● EXERCISE REQUIREMENTS: All lines holding the word "true" should be located in the records and copied.

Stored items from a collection
===============
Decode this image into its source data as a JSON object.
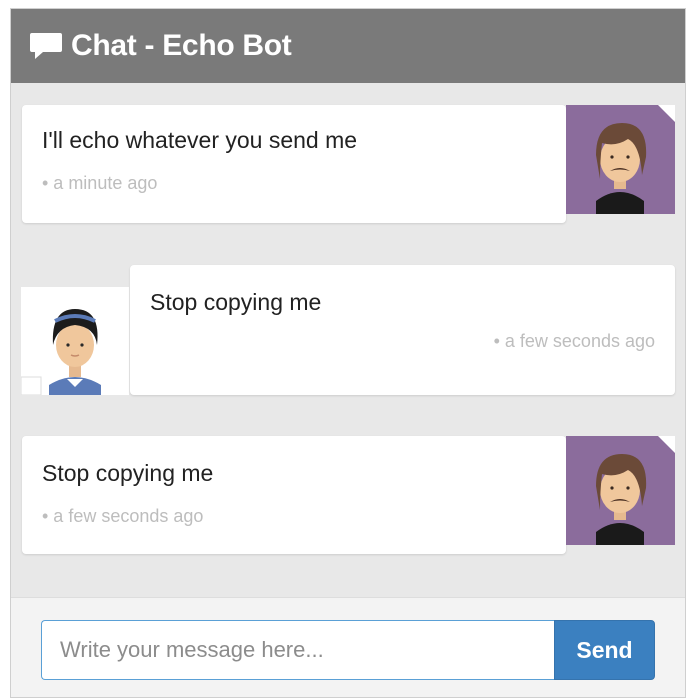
{
  "header": {
    "title": "Chat - Echo Bot",
    "icon": "speech-bubble-icon"
  },
  "messages": [
    {
      "sender": "bot",
      "text": "I'll echo whatever you send me",
      "time": "• a minute ago"
    },
    {
      "sender": "user",
      "text": "Stop copying me",
      "time": "• a few seconds ago"
    },
    {
      "sender": "bot",
      "text": "Stop copying me",
      "time": "• a few seconds ago"
    }
  ],
  "composer": {
    "placeholder": "Write your message here...",
    "value": "",
    "send_label": "Send"
  },
  "colors": {
    "header_bg": "#7a7a7a",
    "chat_bg": "#e8e8e8",
    "bot_avatar_bg": "#8b6c9c",
    "send_button": "#3b80c0",
    "input_border": "#5aa0d6",
    "timestamp": "#bdbdbd"
  }
}
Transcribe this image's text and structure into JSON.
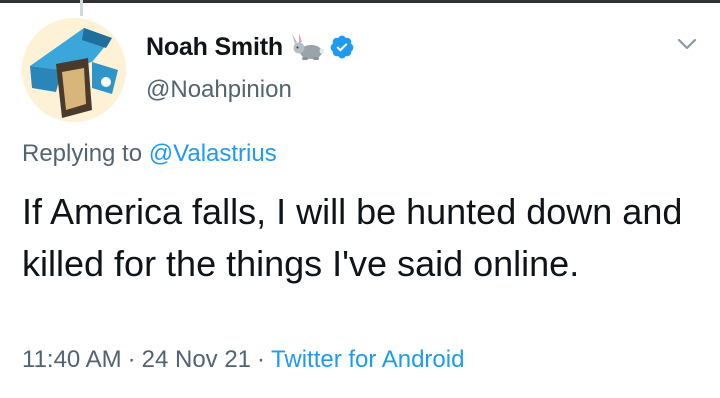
{
  "author": {
    "display_name": "Noah Smith",
    "handle": "@Noahpinion",
    "name_emoji": "rabbit-icon",
    "verified": true
  },
  "reply": {
    "prefix": "Replying to ",
    "mention": "@Valastrius"
  },
  "tweet": {
    "text": "If America falls, I will be hunted down and killed for the things I've said online."
  },
  "meta": {
    "time": "11:40 AM",
    "separator": "·",
    "date": "24 Nov 21",
    "source": "Twitter for Android"
  },
  "colors": {
    "accent": "#1d9bf0",
    "text_primary": "#0f1419",
    "text_secondary": "#536471"
  }
}
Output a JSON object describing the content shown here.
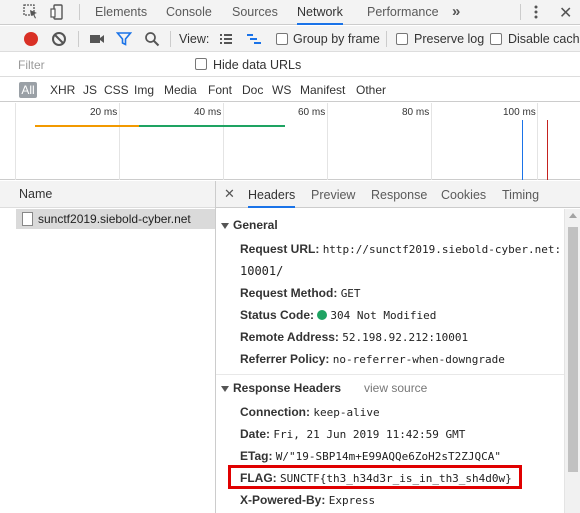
{
  "devtools": {
    "tabs": [
      "Elements",
      "Console",
      "Sources",
      "Network",
      "Performance"
    ],
    "active_tab": "Network",
    "more_label": "»"
  },
  "toolbar": {
    "view_label": "View:",
    "group_by_frame": "Group by frame",
    "preserve_log": "Preserve log",
    "disable_cache": "Disable cache",
    "record_color": "#d93025"
  },
  "filter": {
    "placeholder": "Filter",
    "hide_data_urls": "Hide data URLs"
  },
  "type_filters": [
    "All",
    "XHR",
    "JS",
    "CSS",
    "Img",
    "Media",
    "Font",
    "Doc",
    "WS",
    "Manifest",
    "Other"
  ],
  "timeline": {
    "ticks": [
      "20 ms",
      "40 ms",
      "60 ms",
      "80 ms",
      "100 ms"
    ],
    "colors": {
      "waiting": "#f29900",
      "download": "#1ea362",
      "dom": "#1a73e8",
      "load": "#c5221f"
    }
  },
  "requests": {
    "header": "Name",
    "items": [
      {
        "name": "sunctf2019.siebold-cyber.net"
      }
    ]
  },
  "detail_tabs": [
    "Headers",
    "Preview",
    "Response",
    "Cookies",
    "Timing"
  ],
  "general": {
    "title": "General",
    "request_url_key": "Request URL:",
    "request_url_line1": "http://sunctf2019.siebold-cyber.net:",
    "request_url_line2": "10001/",
    "request_method_key": "Request Method:",
    "request_method": "GET",
    "status_code_key": "Status Code:",
    "status_code": "304 Not Modified",
    "remote_address_key": "Remote Address:",
    "remote_address": "52.198.92.212:10001",
    "referrer_policy_key": "Referrer Policy:",
    "referrer_policy": "no-referrer-when-downgrade"
  },
  "response_headers": {
    "title": "Response Headers",
    "view_source": "view source",
    "connection_key": "Connection:",
    "connection": "keep-alive",
    "date_key": "Date:",
    "date": "Fri, 21 Jun 2019 11:42:59 GMT",
    "etag_key": "ETag:",
    "etag": "W/\"19-SBP14m+E99AQQe6ZoH2sT2ZJQCA\"",
    "flag_key": "FLAG:",
    "flag": "SUNCTF{th3_h34d3r_is_in_th3_sh4d0w}",
    "powered_by_key": "X-Powered-By:",
    "powered_by": "Express"
  }
}
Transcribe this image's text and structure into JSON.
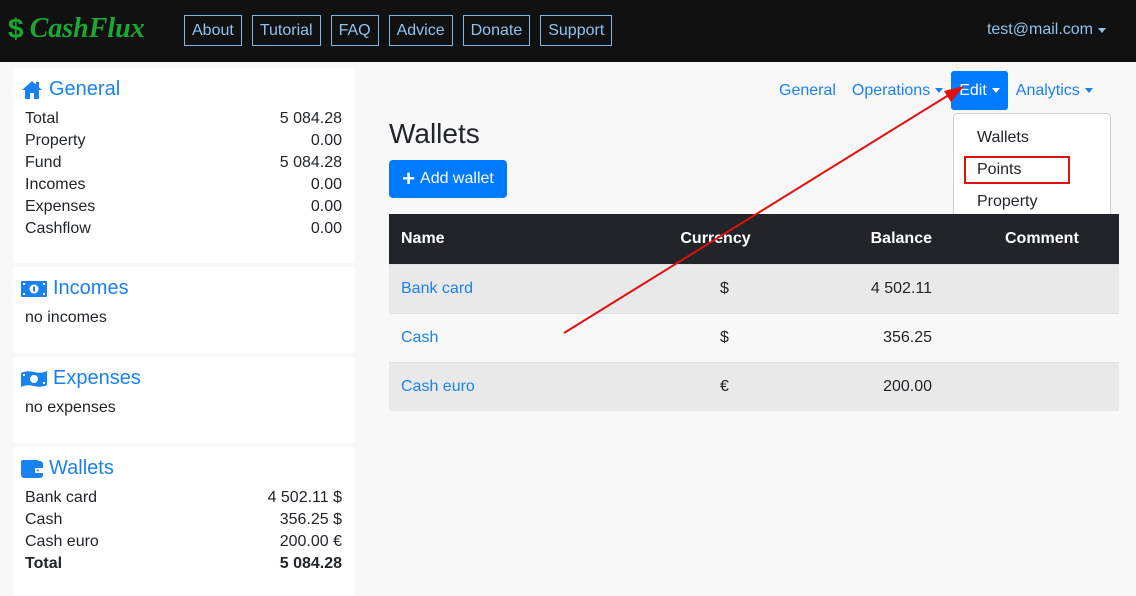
{
  "brand": {
    "symbol": "$",
    "name": "CashFlux",
    "color": "#1aa832"
  },
  "topnav": [
    "About",
    "Tutorial",
    "FAQ",
    "Advice",
    "Donate",
    "Support"
  ],
  "user": {
    "email": "test@mail.com"
  },
  "sidebar": {
    "general": {
      "title": "General",
      "icon": "home-icon",
      "rows": [
        {
          "label": "Total",
          "value": "5 084.28"
        },
        {
          "label": "Property",
          "value": "0.00"
        },
        {
          "label": "Fund",
          "value": "5 084.28"
        },
        {
          "label": "Incomes",
          "value": "0.00"
        },
        {
          "label": "Expenses",
          "value": "0.00"
        },
        {
          "label": "Cashflow",
          "value": "0.00"
        }
      ]
    },
    "incomes": {
      "title": "Incomes",
      "icon": "money-bill-icon",
      "empty": "no incomes"
    },
    "expenses": {
      "title": "Expenses",
      "icon": "money-bill-wave-icon",
      "empty": "no expenses"
    },
    "wallets": {
      "title": "Wallets",
      "icon": "wallet-icon",
      "rows": [
        {
          "label": "Bank card",
          "value": "4 502.11 $"
        },
        {
          "label": "Cash",
          "value": "356.25 $"
        },
        {
          "label": "Cash euro",
          "value": "200.00 €"
        }
      ],
      "total": {
        "label": "Total",
        "value": "5 084.28"
      }
    }
  },
  "subnav": {
    "items": [
      {
        "label": "General",
        "dropdown": false
      },
      {
        "label": "Operations",
        "dropdown": true
      },
      {
        "label": "Edit",
        "dropdown": true,
        "active": true
      },
      {
        "label": "Analytics",
        "dropdown": true
      }
    ],
    "edit_menu": [
      "Wallets",
      "Points",
      "Property"
    ],
    "highlighted_item": "Points"
  },
  "main": {
    "title": "Wallets",
    "add_button": "Add wallet",
    "table": {
      "columns": [
        "Name",
        "Currency",
        "Balance",
        "Comment"
      ],
      "rows": [
        {
          "name": "Bank card",
          "currency": "$",
          "balance": "4 502.11",
          "comment": ""
        },
        {
          "name": "Cash",
          "currency": "$",
          "balance": "356.25",
          "comment": ""
        },
        {
          "name": "Cash euro",
          "currency": "€",
          "balance": "200.00",
          "comment": ""
        }
      ]
    }
  },
  "annotation": {
    "color": "#e01010"
  },
  "colors": {
    "accent": "#007bff",
    "link": "#1a82f0",
    "topbar": "#111111",
    "table_header": "#212529"
  }
}
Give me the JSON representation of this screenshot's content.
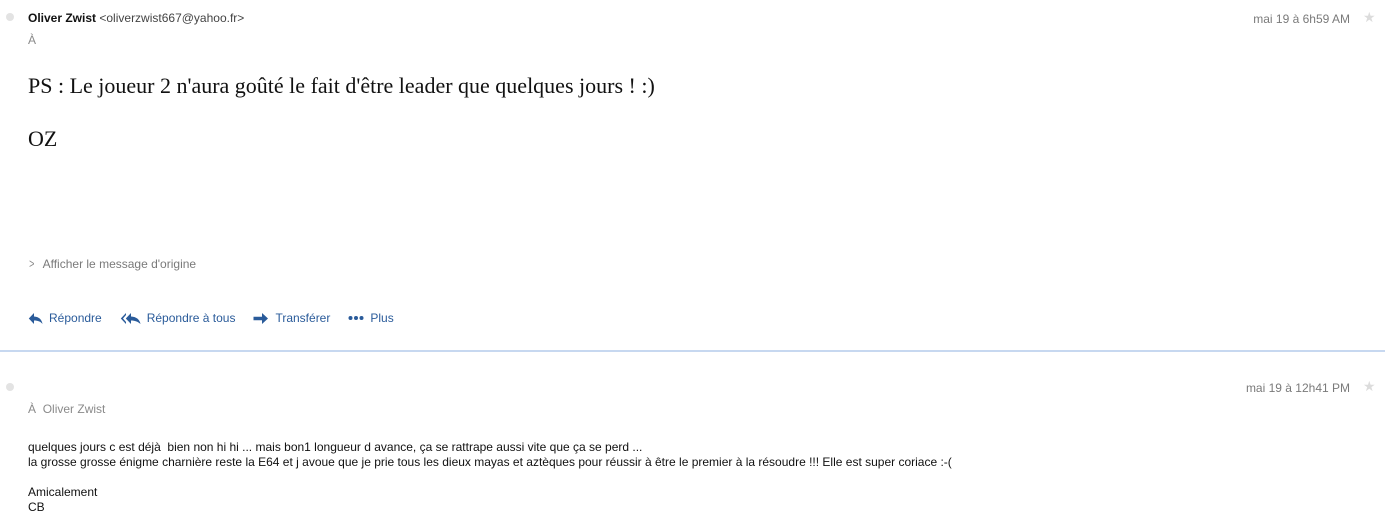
{
  "message1": {
    "sender_name": "Oliver Zwist",
    "sender_email": "<oliverzwist667@yahoo.fr>",
    "date": "mai 19 à 6h59 AM",
    "to_label": "À",
    "body_lines": [
      "PS : Le joueur 2 n'aura goûté le fait d'être leader que quelques jours ! :)",
      "OZ"
    ],
    "show_original": "Afficher le message d'origine",
    "actions": {
      "reply": "Répondre",
      "reply_all": "Répondre à tous",
      "forward": "Transférer",
      "more": "Plus"
    }
  },
  "message2": {
    "date": "mai 19 à 12h41 PM",
    "to_label": "À",
    "to_name": "Oliver Zwist",
    "body_lines": [
      "quelques jours c est déjà  bien non hi hi ... mais bon1 longueur d avance, ça se rattrape aussi vite que ça se perd ...",
      "la grosse grosse énigme charnière reste la E64 et j avoue que je prie tous les dieux mayas et aztèques pour réussir à être le premier à la résoudre !!! Elle est super coriace :-(",
      "",
      "Amicalement",
      "CB"
    ]
  },
  "icons": {
    "unread_dot": "dot-icon",
    "star": "star-icon",
    "reply": "reply-arrow-icon",
    "reply_all": "reply-all-arrow-icon",
    "forward": "forward-arrow-icon",
    "more": "ellipsis-icon",
    "expand": "chevron-right-icon"
  },
  "colors": {
    "action_link": "#2a5b9a",
    "divider": "#c7d8f0",
    "muted_text": "#7a7a7a"
  }
}
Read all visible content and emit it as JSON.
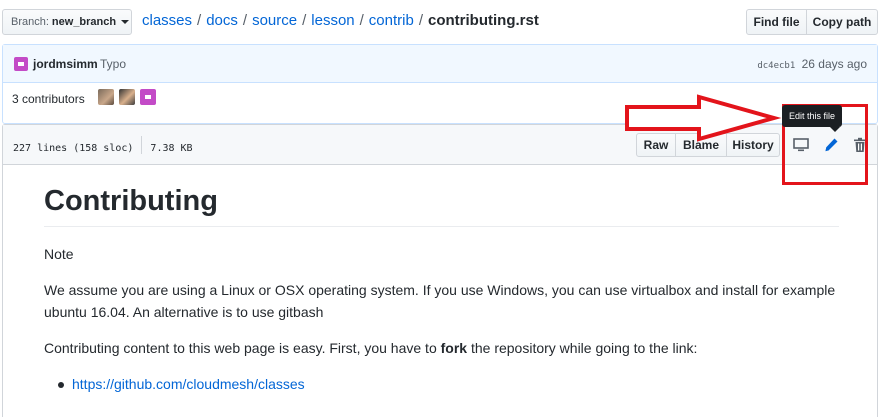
{
  "toolbar": {
    "branch_prefix": "Branch:",
    "branch_name": "new_branch",
    "breadcrumb": [
      "classes",
      "docs",
      "source",
      "lesson",
      "contrib"
    ],
    "separator": "/",
    "file_name": "contributing.rst",
    "find_file_label": "Find file",
    "copy_path_label": "Copy path"
  },
  "commit": {
    "author": "jordmsimm",
    "message": "Typo",
    "sha": "dc4ecb1",
    "time": "26 days ago"
  },
  "contributors": {
    "text": "3 contributors"
  },
  "file_header": {
    "lines": "227 lines (158 sloc)",
    "size": "7.38 KB",
    "raw_label": "Raw",
    "blame_label": "Blame",
    "history_label": "History",
    "edit_tooltip": "Edit this file"
  },
  "readme": {
    "title": "Contributing",
    "note": "Note",
    "para1": "We assume you are using a Linux or OSX operating system. If you use Windows, you can use virtualbox and install for example ubuntu 16.04. An alternative is to use gitbash",
    "para2_before": "Contributing content to this web page is easy. First, you have to ",
    "para2_bold": "fork",
    "para2_after": " the repository while going to the link:",
    "link": "https://github.com/cloudmesh/classes"
  },
  "colors": {
    "link": "#0366d6",
    "annotation": "#e3141b",
    "commit_bg": "#f1f8ff"
  },
  "icons": [
    "caret-down-icon",
    "desktop-icon",
    "pencil-icon",
    "trash-icon",
    "red-arrow-annotation"
  ]
}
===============
● ANSWER TO THIS PROBLEM:
    "verified": true
        "dropdown": true
        "dropdown": true,
        "active": true
        "dropdown": true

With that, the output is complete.